GT: Yes, I think this is a scandal: to have men fulfilling their promise to celibacy, who are living healthy lives, who are doing service to the community, yet prevent them from speaking about an essential part of themselves, to prevent them from sharing the way that God has made them, to prevent them from speaking about their own experiences, to prevent them from just reflecting on the experience of homosexuality?particularly in a time when this is such an important issue for the Church, this is scandalous. I think that if we really believe that the truth will set us free then why are we not allowing people to speak the truth? I think we either believe the truth will set us free or we don’t. I think if the sexual abuse crisis has shown us anything it’s that the truth needs to get out there as soon as possible and as fully as possible.
BH: Is there a sense that having openly gay priests might strike some cultures in the world differently than it would us here in theAmerican Church?
GT: Yes, I think obviously the whole understanding of what homosexuality is, where it comes from, what it means is something that is probably more talked about and understood in the West. It’s just so foreign to people in other cultures that to bring it up would be scandalous for them. So I think that needs to be respected.

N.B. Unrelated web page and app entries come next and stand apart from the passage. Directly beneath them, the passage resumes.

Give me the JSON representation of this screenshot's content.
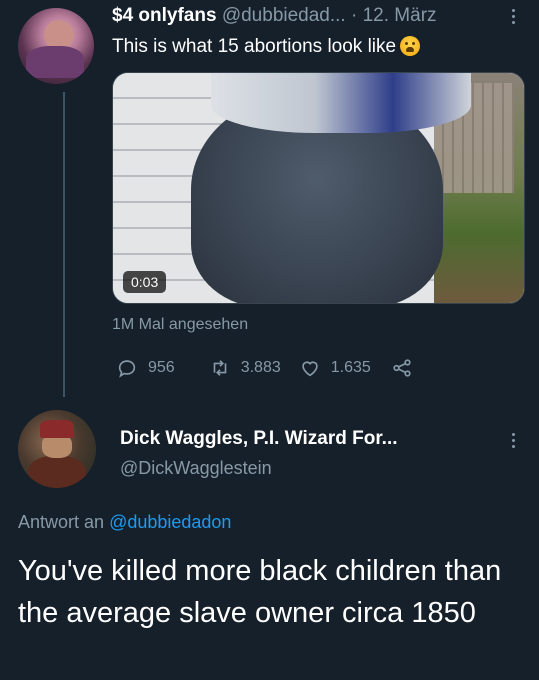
{
  "tweet": {
    "display_name": "$4 onlyfans",
    "handle": "@dubbiedad...",
    "separator": "·",
    "date": "12. März",
    "text": "This is what 15 abortions look like",
    "emoji": "crying-emoji",
    "video_time": "0:03",
    "views": "1M Mal angesehen",
    "replies": "956",
    "retweets": "3.883",
    "likes": "1.635"
  },
  "reply": {
    "display_name": "Dick Waggles, P.I. Wizard For...",
    "handle": "@DickWagglestein",
    "replying_to_prefix": "Antwort an",
    "replying_to_handle": "@dubbiedadon",
    "text": "You've killed more black children than the average slave owner circa 1850"
  },
  "colors": {
    "background": "#15202b",
    "muted": "#8899a6",
    "accent": "#1d9bf0",
    "thread_line": "#3d5466"
  }
}
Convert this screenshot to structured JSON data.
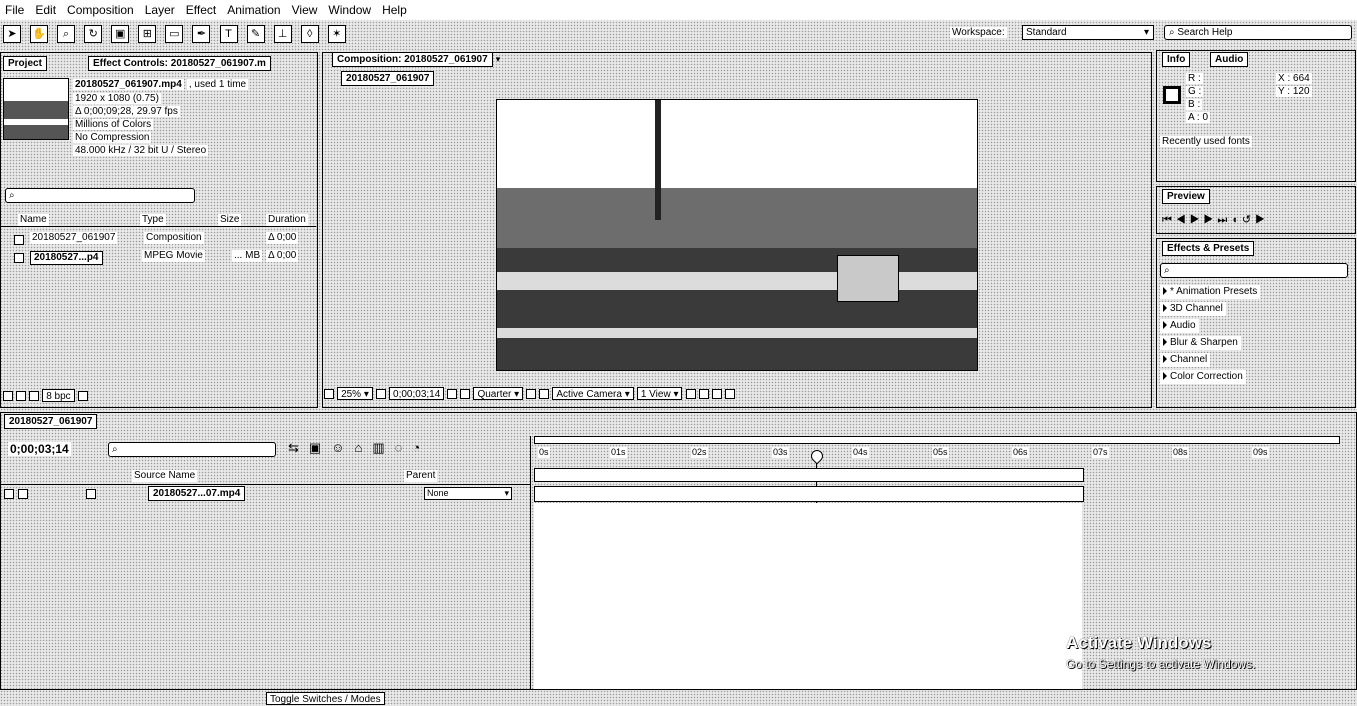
{
  "menu": [
    "File",
    "Edit",
    "Composition",
    "Layer",
    "Effect",
    "Animation",
    "View",
    "Window",
    "Help"
  ],
  "toolbar": {
    "workspace_label": "Workspace:",
    "workspace_value": "Standard",
    "search_help_placeholder": "Search Help"
  },
  "project_panel": {
    "tab_project": "Project",
    "tab_effect_controls": "Effect Controls: 20180527_061907.m",
    "footage_name": "20180527_061907.mp4",
    "used_text": ", used 1 time",
    "info_lines": [
      "1920 x 1080 (0.75)",
      "Δ 0;00;09;28, 29.97 fps",
      "Millions of Colors",
      "No Compression",
      "48.000 kHz / 32 bit U / Stereo"
    ],
    "columns": [
      "Name",
      "Type",
      "Size",
      "Duration"
    ],
    "items": [
      {
        "name": "20180527_061907",
        "type": "Composition",
        "size": "",
        "duration": "Δ 0;00"
      },
      {
        "name": "20180527...p4",
        "type": "MPEG Movie",
        "size": "... MB",
        "duration": "Δ 0;00"
      }
    ],
    "bpc": "8 bpc"
  },
  "composition_panel": {
    "tab": "Composition: 20180527_061907",
    "sub_tab": "20180527_061907",
    "zoom": "25%",
    "timecode": "0;00;03;14",
    "resolution": "Quarter",
    "camera": "Active Camera",
    "view": "1 View"
  },
  "info_panel": {
    "tab_info": "Info",
    "tab_audio": "Audio",
    "channels": [
      "R :",
      "G :",
      "B :",
      "A : 0"
    ],
    "x_value": "X : 664",
    "y_value": "Y : 120",
    "hint": "Recently used fonts"
  },
  "preview_panel": {
    "tab": "Preview"
  },
  "effects_panel": {
    "tab": "Effects & Presets",
    "items": [
      "* Animation Presets",
      "3D Channel",
      "Audio",
      "Blur & Sharpen",
      "Channel",
      "Color Correction"
    ]
  },
  "timeline": {
    "tab": "20180527_061907",
    "timecode": "0;00;03;14",
    "columns": [
      "Source Name",
      "Parent"
    ],
    "layer_name": "20180527...07.mp4",
    "parent_value": "None",
    "ruler": [
      "0s",
      "01s",
      "02s",
      "03s",
      "04s",
      "05s",
      "06s",
      "07s",
      "08s",
      "09s"
    ],
    "footer_toggle": "Toggle Switches / Modes"
  },
  "watermark": {
    "title": "Activate Windows",
    "subtitle": "Go to Settings to activate Windows."
  }
}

But because of that, the argument is made that because people in Africa or Asia couldn’t accept homosexual priests we shouldn’t address the issue here in the U.S. because we are a universal Church. That cannot be an excuse! It should not stop the Church from accepting the truth and being prophetic.
In the sixties there were certain places in our country where black men and women weren’t allowed to eat at lunch counters… but that did not stop the civil rights movement. At some point, you have to say that this is either the truth or not?and if it is the truth then we need to act on it, and I think unfortunately the argument of other cultures not being ready to accept homosexuality?which is a reasonable argument?is used to prevent us from embracing our need for taking a prophetic stance. As Christians we are supposed to be priest, prophet and king and I think we forget number two pretty regularly. Yes, the Church is the universal Church, but the Church is also the ecclesia docens “the teaching Church.”
You have to ask yourself if there are a great many gay priests within the US clergy at a time when the issue of homosexuality is on the front burner, at a time when sexual abuse is on the front burner, at a time when the issue of declining vocations is on the front burner, might not the Holy Spirit be asking us to look at the experience of these men and might the Holy Spirit have something special for these men to say to the Church? Is it so unreasonable to think that at a time when homosexuality is being discussed in this country in terms of its morality that the gay celibate priest in this country might have something to say? I think that’s entirely possible. Unfortunately, many people in the hierarchy are preventing that voice from being heard and that to me is a greater scandal than the fact that there are gay priests around.